(WHAT TO WORK ON) Send back every record exactly.

(Records from a data collection)
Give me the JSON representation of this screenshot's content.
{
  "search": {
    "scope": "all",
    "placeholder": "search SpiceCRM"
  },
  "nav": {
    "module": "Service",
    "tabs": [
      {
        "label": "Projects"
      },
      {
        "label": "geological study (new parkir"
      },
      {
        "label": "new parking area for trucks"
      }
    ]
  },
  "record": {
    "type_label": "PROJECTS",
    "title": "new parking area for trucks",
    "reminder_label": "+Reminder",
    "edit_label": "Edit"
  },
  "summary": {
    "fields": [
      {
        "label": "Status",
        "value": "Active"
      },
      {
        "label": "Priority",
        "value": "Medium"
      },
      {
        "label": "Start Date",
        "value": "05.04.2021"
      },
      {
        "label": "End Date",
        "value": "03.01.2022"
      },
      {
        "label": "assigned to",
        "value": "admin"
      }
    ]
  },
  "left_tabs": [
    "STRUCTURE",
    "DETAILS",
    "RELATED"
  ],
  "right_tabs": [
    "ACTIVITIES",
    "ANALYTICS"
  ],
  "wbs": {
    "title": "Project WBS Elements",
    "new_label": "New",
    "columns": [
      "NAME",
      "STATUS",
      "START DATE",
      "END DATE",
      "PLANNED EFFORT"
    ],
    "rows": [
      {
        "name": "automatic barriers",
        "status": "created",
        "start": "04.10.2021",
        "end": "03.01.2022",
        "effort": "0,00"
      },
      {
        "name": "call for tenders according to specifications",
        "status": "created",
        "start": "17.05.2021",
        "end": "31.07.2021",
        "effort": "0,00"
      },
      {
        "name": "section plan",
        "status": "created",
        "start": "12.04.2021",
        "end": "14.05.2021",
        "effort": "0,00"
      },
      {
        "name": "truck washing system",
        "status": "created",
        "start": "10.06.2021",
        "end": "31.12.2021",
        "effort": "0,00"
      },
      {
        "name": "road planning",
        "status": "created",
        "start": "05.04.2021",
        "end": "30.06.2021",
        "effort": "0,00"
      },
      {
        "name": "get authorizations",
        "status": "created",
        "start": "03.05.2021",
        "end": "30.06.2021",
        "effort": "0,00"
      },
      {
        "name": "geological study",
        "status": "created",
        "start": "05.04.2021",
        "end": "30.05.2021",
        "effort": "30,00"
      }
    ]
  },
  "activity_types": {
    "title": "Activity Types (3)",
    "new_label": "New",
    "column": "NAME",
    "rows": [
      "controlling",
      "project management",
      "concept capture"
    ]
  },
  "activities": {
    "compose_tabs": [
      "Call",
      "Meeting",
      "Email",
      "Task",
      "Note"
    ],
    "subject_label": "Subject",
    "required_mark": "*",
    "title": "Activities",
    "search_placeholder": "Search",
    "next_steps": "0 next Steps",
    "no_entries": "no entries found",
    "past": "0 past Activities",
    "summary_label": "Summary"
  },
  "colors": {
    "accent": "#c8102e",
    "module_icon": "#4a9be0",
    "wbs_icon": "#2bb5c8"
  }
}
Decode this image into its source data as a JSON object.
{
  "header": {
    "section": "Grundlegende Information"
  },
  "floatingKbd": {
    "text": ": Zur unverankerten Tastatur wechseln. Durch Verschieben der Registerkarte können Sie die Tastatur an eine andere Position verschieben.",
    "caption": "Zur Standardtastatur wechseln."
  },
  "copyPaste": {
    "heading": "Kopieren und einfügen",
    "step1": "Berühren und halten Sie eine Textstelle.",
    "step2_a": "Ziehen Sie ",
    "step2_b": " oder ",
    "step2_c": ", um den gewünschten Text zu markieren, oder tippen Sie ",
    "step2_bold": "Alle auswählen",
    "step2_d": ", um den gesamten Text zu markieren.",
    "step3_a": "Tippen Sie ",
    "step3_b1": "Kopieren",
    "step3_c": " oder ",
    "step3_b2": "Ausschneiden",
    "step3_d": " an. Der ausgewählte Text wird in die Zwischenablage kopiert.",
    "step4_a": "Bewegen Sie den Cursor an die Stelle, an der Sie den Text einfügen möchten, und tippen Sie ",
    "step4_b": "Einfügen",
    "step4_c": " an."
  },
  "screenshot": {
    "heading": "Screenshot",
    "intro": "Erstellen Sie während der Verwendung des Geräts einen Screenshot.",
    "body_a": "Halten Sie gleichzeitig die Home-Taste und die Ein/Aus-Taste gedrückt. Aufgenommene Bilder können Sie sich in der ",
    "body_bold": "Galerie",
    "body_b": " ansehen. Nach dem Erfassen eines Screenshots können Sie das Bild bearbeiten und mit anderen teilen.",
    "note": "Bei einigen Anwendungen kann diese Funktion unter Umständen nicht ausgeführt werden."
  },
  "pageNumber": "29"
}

(TASK RESPONSE)
Give me the JSON representation of this screenshot's content.
{
  "search": {
    "scope": "all",
    "placeholder": "search SpiceCRM"
  },
  "nav": {
    "module": "Service",
    "tabs": [
      {
        "label": "Projects"
      },
      {
        "label": "geological study (new parkir"
      },
      {
        "label": "new parking area for trucks"
      }
    ]
  },
  "record": {
    "type_label": "PROJECTS",
    "title": "new parking area for trucks",
    "reminder_label": "+Reminder",
    "edit_label": "Edit"
  },
  "summary": {
    "fields": [
      {
        "label": "Status",
        "value": "Active"
      },
      {
        "label": "Priority",
        "value": "Medium"
      },
      {
        "label": "Start Date",
        "value": "05.04.2021"
      },
      {
        "label": "End Date",
        "value": "03.01.2022"
      },
      {
        "label": "assigned to",
        "value": "admin"
      }
    ]
  },
  "left_tabs": [
    "STRUCTURE",
    "DETAILS",
    "RELATED"
  ],
  "right_tabs": [
    "ACTIVITIES",
    "ANALYTICS"
  ],
  "wbs": {
    "title": "Project WBS Elements",
    "new_label": "New",
    "columns": [
      "NAME",
      "STATUS",
      "START DATE",
      "END DATE",
      "PLANNED EFFORT"
    ],
    "rows": [
      {
        "name": "automatic barriers",
        "status": "created",
        "start": "04.10.2021",
        "end": "03.01.2022",
        "effort": "0,00"
      },
      {
        "name": "call for tenders according to specifications",
        "status": "created",
        "start": "17.05.2021",
        "end": "31.07.2021",
        "effort": "0,00"
      },
      {
        "name": "section plan",
        "status": "created",
        "start": "12.04.2021",
        "end": "14.05.2021",
        "effort": "0,00"
      },
      {
        "name": "truck washing system",
        "status": "created",
        "start": "10.06.2021",
        "end": "31.12.2021",
        "effort": "0,00"
      },
      {
        "name": "road planning",
        "status": "created",
        "start": "05.04.2021",
        "end": "30.06.2021",
        "effort": "0,00"
      },
      {
        "name": "get authorizations",
        "status": "created",
        "start": "03.05.2021",
        "end": "30.06.2021",
        "effort": "0,00"
      },
      {
        "name": "geological study",
        "status": "created",
        "start": "05.04.2021",
        "end": "30.05.2021",
        "effort": "30,00"
      }
    ]
  },
  "activity_types": {
    "title": "Activity Types (3)",
    "new_label": "New",
    "column": "NAME",
    "rows": [
      "controlling",
      "project management",
      "concept capture"
    ]
  },
  "activities": {
    "compose_tabs": [
      "Call",
      "Meeting",
      "Email",
      "Task",
      "Note"
    ],
    "subject_label": "Subject",
    "required_mark": "*",
    "title": "Activities",
    "search_placeholder": "Search",
    "next_steps": "0 next Steps",
    "no_entries": "no entries found",
    "past": "0 past Activities",
    "summary_label": "Summary"
  },
  "colors": {
    "accent": "#c8102e",
    "module_icon": "#4a9be0",
    "wbs_icon": "#2bb5c8"
  }
}
Decode this image into its source data as a JSON object.
{
  "header": {
    "section": "Grundlegende Information"
  },
  "floatingKbd": {
    "text": ": Zur unverankerten Tastatur wechseln. Durch Verschieben der Registerkarte können Sie die Tastatur an eine andere Position verschieben.",
    "caption": "Zur Standardtastatur wechseln."
  },
  "copyPaste": {
    "heading": "Kopieren und einfügen",
    "step1": "Berühren und halten Sie eine Textstelle.",
    "step2_a": "Ziehen Sie ",
    "step2_b": " oder ",
    "step2_c": ", um den gewünschten Text zu markieren, oder tippen Sie ",
    "step2_bold": "Alle auswählen",
    "step2_d": ", um den gesamten Text zu markieren.",
    "step3_a": "Tippen Sie ",
    "step3_b1": "Kopieren",
    "step3_c": " oder ",
    "step3_b2": "Ausschneiden",
    "step3_d": " an. Der ausgewählte Text wird in die Zwischenablage kopiert.",
    "step4_a": "Bewegen Sie den Cursor an die Stelle, an der Sie den Text einfügen möchten, und tippen Sie ",
    "step4_b": "Einfügen",
    "step4_c": " an."
  },
  "screenshot": {
    "heading": "Screenshot",
    "intro": "Erstellen Sie während der Verwendung des Geräts einen Screenshot.",
    "body_a": "Halten Sie gleichzeitig die Home-Taste und die Ein/Aus-Taste gedrückt. Aufgenommene Bilder können Sie sich in der ",
    "body_bold": "Galerie",
    "body_b": " ansehen. Nach dem Erfassen eines Screenshots können Sie das Bild bearbeiten und mit anderen teilen.",
    "note": "Bei einigen Anwendungen kann diese Funktion unter Umständen nicht ausgeführt werden."
  },
  "pageNumber": "29"
}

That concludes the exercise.